*Work required*
Please write out the records exactly.

□ □ □ □ □

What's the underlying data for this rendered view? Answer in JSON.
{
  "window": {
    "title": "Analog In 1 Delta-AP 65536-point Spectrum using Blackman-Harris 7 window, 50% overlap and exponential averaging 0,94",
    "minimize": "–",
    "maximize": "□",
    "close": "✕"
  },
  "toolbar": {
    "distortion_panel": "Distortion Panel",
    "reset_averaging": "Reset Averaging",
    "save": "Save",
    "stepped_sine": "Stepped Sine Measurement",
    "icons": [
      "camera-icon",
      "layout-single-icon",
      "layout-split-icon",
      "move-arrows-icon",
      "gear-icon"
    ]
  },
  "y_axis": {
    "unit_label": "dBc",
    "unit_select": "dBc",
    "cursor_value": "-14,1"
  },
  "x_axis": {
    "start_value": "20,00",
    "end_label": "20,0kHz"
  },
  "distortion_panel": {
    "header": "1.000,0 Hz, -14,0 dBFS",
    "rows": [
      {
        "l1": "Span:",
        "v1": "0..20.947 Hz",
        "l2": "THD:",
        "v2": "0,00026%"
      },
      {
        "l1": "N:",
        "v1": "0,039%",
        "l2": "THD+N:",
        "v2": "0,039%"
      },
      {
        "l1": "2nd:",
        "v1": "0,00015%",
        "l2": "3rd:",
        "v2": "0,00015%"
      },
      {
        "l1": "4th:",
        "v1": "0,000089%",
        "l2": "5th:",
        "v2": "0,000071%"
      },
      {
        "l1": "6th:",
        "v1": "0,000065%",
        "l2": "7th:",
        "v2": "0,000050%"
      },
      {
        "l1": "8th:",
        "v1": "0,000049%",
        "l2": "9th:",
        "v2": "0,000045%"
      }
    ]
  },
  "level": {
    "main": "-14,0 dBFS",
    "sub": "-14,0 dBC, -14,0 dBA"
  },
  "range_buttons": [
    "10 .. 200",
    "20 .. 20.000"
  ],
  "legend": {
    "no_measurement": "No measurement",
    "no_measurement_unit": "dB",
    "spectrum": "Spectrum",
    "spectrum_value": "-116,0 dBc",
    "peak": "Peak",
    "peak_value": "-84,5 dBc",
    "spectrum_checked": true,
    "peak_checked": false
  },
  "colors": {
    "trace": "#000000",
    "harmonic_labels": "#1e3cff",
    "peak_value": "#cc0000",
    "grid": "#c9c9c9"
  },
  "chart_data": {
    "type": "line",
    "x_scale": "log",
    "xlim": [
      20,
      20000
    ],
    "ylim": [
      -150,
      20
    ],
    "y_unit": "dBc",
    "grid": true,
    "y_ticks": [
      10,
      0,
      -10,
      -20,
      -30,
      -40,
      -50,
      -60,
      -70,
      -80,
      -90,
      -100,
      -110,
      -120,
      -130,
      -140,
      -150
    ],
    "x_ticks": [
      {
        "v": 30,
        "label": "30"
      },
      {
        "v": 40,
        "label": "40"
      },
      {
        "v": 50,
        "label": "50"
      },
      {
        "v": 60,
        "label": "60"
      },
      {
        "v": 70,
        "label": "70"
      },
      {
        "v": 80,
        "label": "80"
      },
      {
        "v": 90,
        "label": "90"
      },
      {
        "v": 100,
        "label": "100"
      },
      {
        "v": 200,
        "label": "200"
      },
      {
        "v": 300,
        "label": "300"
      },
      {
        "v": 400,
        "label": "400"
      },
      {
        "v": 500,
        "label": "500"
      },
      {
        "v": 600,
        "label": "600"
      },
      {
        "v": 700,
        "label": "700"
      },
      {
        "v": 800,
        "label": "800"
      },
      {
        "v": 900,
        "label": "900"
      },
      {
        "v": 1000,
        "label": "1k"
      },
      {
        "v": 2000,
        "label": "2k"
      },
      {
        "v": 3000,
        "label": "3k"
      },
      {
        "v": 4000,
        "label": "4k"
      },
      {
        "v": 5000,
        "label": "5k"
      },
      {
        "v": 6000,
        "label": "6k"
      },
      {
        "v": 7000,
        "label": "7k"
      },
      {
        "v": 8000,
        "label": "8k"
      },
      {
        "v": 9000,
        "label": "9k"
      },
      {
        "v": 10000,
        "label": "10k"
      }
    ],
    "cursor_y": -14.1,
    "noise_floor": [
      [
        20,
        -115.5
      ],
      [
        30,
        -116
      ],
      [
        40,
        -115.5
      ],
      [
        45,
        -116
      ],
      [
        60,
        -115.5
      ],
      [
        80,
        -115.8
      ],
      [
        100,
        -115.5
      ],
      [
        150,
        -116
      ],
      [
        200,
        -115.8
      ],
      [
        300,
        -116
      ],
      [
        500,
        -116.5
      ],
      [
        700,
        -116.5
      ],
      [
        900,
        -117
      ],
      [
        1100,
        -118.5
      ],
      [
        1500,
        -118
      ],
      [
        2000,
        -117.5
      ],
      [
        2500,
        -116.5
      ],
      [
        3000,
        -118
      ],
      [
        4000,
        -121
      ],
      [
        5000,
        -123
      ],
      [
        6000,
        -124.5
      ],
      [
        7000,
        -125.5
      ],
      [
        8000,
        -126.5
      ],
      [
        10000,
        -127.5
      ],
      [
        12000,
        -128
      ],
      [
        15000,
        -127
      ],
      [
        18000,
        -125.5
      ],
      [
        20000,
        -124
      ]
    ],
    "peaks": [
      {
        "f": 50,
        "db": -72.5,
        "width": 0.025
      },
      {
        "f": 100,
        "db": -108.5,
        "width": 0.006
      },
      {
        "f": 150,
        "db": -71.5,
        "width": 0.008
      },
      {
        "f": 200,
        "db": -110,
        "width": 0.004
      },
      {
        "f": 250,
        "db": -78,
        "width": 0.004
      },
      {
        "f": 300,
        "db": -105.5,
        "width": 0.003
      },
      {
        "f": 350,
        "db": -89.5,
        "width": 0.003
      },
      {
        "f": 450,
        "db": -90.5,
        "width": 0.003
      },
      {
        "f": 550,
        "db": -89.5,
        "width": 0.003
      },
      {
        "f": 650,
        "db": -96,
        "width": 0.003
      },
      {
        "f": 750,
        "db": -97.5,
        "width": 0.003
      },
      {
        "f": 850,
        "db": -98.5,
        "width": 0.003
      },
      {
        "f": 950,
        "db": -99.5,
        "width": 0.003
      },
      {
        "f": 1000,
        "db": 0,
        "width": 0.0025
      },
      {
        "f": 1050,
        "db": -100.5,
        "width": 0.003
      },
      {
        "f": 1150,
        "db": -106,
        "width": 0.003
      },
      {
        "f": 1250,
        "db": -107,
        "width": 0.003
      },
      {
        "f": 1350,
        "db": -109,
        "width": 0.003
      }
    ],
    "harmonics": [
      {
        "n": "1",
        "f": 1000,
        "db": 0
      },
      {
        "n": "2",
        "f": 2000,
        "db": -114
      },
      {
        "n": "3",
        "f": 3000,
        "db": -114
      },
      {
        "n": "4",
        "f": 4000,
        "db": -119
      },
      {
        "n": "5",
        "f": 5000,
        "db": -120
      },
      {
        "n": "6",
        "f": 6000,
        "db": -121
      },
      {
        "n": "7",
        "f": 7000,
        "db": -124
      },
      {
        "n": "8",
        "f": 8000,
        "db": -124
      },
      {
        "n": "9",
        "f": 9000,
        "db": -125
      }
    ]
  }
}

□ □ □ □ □

*Exercise response*
What's the underlying data for this rendered view? Answer in JSON.
{
  "window": {
    "title": "Analog In 1 Delta-AP 65536-point Spectrum using Blackman-Harris 7 window, 50% overlap and exponential averaging 0,94",
    "minimize": "–",
    "maximize": "□",
    "close": "✕"
  },
  "toolbar": {
    "distortion_panel": "Distortion Panel",
    "reset_averaging": "Reset Averaging",
    "save": "Save",
    "stepped_sine": "Stepped Sine Measurement",
    "icons": [
      "camera-icon",
      "layout-single-icon",
      "layout-split-icon",
      "move-arrows-icon",
      "gear-icon"
    ]
  },
  "y_axis": {
    "unit_label": "dBc",
    "unit_select": "dBc",
    "cursor_value": "-14,1"
  },
  "x_axis": {
    "start_value": "20,00",
    "end_label": "20,0kHz"
  },
  "distortion_panel": {
    "header": "1.000,0 Hz, -14,0 dBFS",
    "rows": [
      {
        "l1": "Span:",
        "v1": "0..20.947 Hz",
        "l2": "THD:",
        "v2": "0,00026%"
      },
      {
        "l1": "N:",
        "v1": "0,039%",
        "l2": "THD+N:",
        "v2": "0,039%"
      },
      {
        "l1": "2nd:",
        "v1": "0,00015%",
        "l2": "3rd:",
        "v2": "0,00015%"
      },
      {
        "l1": "4th:",
        "v1": "0,000089%",
        "l2": "5th:",
        "v2": "0,000071%"
      },
      {
        "l1": "6th:",
        "v1": "0,000065%",
        "l2": "7th:",
        "v2": "0,000050%"
      },
      {
        "l1": "8th:",
        "v1": "0,000049%",
        "l2": "9th:",
        "v2": "0,000045%"
      }
    ]
  },
  "level": {
    "main": "-14,0 dBFS",
    "sub": "-14,0 dBC, -14,0 dBA"
  },
  "range_buttons": [
    "10 .. 200",
    "20 .. 20.000"
  ],
  "legend": {
    "no_measurement": "No measurement",
    "no_measurement_unit": "dB",
    "spectrum": "Spectrum",
    "spectrum_value": "-116,0 dBc",
    "peak": "Peak",
    "peak_value": "-84,5 dBc",
    "spectrum_checked": true,
    "peak_checked": false
  },
  "colors": {
    "trace": "#000000",
    "harmonic_labels": "#1e3cff",
    "peak_value": "#cc0000",
    "grid": "#c9c9c9"
  },
  "chart_data": {
    "type": "line",
    "x_scale": "log",
    "xlim": [
      20,
      20000
    ],
    "ylim": [
      -150,
      20
    ],
    "y_unit": "dBc",
    "grid": true,
    "y_ticks": [
      10,
      0,
      -10,
      -20,
      -30,
      -40,
      -50,
      -60,
      -70,
      -80,
      -90,
      -100,
      -110,
      -120,
      -130,
      -140,
      -150
    ],
    "x_ticks": [
      {
        "v": 30,
        "label": "30"
      },
      {
        "v": 40,
        "label": "40"
      },
      {
        "v": 50,
        "label": "50"
      },
      {
        "v": 60,
        "label": "60"
      },
      {
        "v": 70,
        "label": "70"
      },
      {
        "v": 80,
        "label": "80"
      },
      {
        "v": 90,
        "label": "90"
      },
      {
        "v": 100,
        "label": "100"
      },
      {
        "v": 200,
        "label": "200"
      },
      {
        "v": 300,
        "label": "300"
      },
      {
        "v": 400,
        "label": "400"
      },
      {
        "v": 500,
        "label": "500"
      },
      {
        "v": 600,
        "label": "600"
      },
      {
        "v": 700,
        "label": "700"
      },
      {
        "v": 800,
        "label": "800"
      },
      {
        "v": 900,
        "label": "900"
      },
      {
        "v": 1000,
        "label": "1k"
      },
      {
        "v": 2000,
        "label": "2k"
      },
      {
        "v": 3000,
        "label": "3k"
      },
      {
        "v": 4000,
        "label": "4k"
      },
      {
        "v": 5000,
        "label": "5k"
      },
      {
        "v": 6000,
        "label": "6k"
      },
      {
        "v": 7000,
        "label": "7k"
      },
      {
        "v": 8000,
        "label": "8k"
      },
      {
        "v": 9000,
        "label": "9k"
      },
      {
        "v": 10000,
        "label": "10k"
      }
    ],
    "cursor_y": -14.1,
    "noise_floor": [
      [
        20,
        -115.5
      ],
      [
        30,
        -116
      ],
      [
        40,
        -115.5
      ],
      [
        45,
        -116
      ],
      [
        60,
        -115.5
      ],
      [
        80,
        -115.8
      ],
      [
        100,
        -115.5
      ],
      [
        150,
        -116
      ],
      [
        200,
        -115.8
      ],
      [
        300,
        -116
      ],
      [
        500,
        -116.5
      ],
      [
        700,
        -116.5
      ],
      [
        900,
        -117
      ],
      [
        1100,
        -118.5
      ],
      [
        1500,
        -118
      ],
      [
        2000,
        -117.5
      ],
      [
        2500,
        -116.5
      ],
      [
        3000,
        -118
      ],
      [
        4000,
        -121
      ],
      [
        5000,
        -123
      ],
      [
        6000,
        -124.5
      ],
      [
        7000,
        -125.5
      ],
      [
        8000,
        -126.5
      ],
      [
        10000,
        -127.5
      ],
      [
        12000,
        -128
      ],
      [
        15000,
        -127
      ],
      [
        18000,
        -125.5
      ],
      [
        20000,
        -124
      ]
    ],
    "peaks": [
      {
        "f": 50,
        "db": -72.5,
        "width": 0.025
      },
      {
        "f": 100,
        "db": -108.5,
        "width": 0.006
      },
      {
        "f": 150,
        "db": -71.5,
        "width": 0.008
      },
      {
        "f": 200,
        "db": -110,
        "width": 0.004
      },
      {
        "f": 250,
        "db": -78,
        "width": 0.004
      },
      {
        "f": 300,
        "db": -105.5,
        "width": 0.003
      },
      {
        "f": 350,
        "db": -89.5,
        "width": 0.003
      },
      {
        "f": 450,
        "db": -90.5,
        "width": 0.003
      },
      {
        "f": 550,
        "db": -89.5,
        "width": 0.003
      },
      {
        "f": 650,
        "db": -96,
        "width": 0.003
      },
      {
        "f": 750,
        "db": -97.5,
        "width": 0.003
      },
      {
        "f": 850,
        "db": -98.5,
        "width": 0.003
      },
      {
        "f": 950,
        "db": -99.5,
        "width": 0.003
      },
      {
        "f": 1000,
        "db": 0,
        "width": 0.0025
      },
      {
        "f": 1050,
        "db": -100.5,
        "width": 0.003
      },
      {
        "f": 1150,
        "db": -106,
        "width": 0.003
      },
      {
        "f": 1250,
        "db": -107,
        "width": 0.003
      },
      {
        "f": 1350,
        "db": -109,
        "width": 0.003
      }
    ],
    "harmonics": [
      {
        "n": "1",
        "f": 1000,
        "db": 0
      },
      {
        "n": "2",
        "f": 2000,
        "db": -114
      },
      {
        "n": "3",
        "f": 3000,
        "db": -114
      },
      {
        "n": "4",
        "f": 4000,
        "db": -119
      },
      {
        "n": "5",
        "f": 5000,
        "db": -120
      },
      {
        "n": "6",
        "f": 6000,
        "db": -121
      },
      {
        "n": "7",
        "f": 7000,
        "db": -124
      },
      {
        "n": "8",
        "f": 8000,
        "db": -124
      },
      {
        "n": "9",
        "f": 9000,
        "db": -125
      }
    ]
  }
}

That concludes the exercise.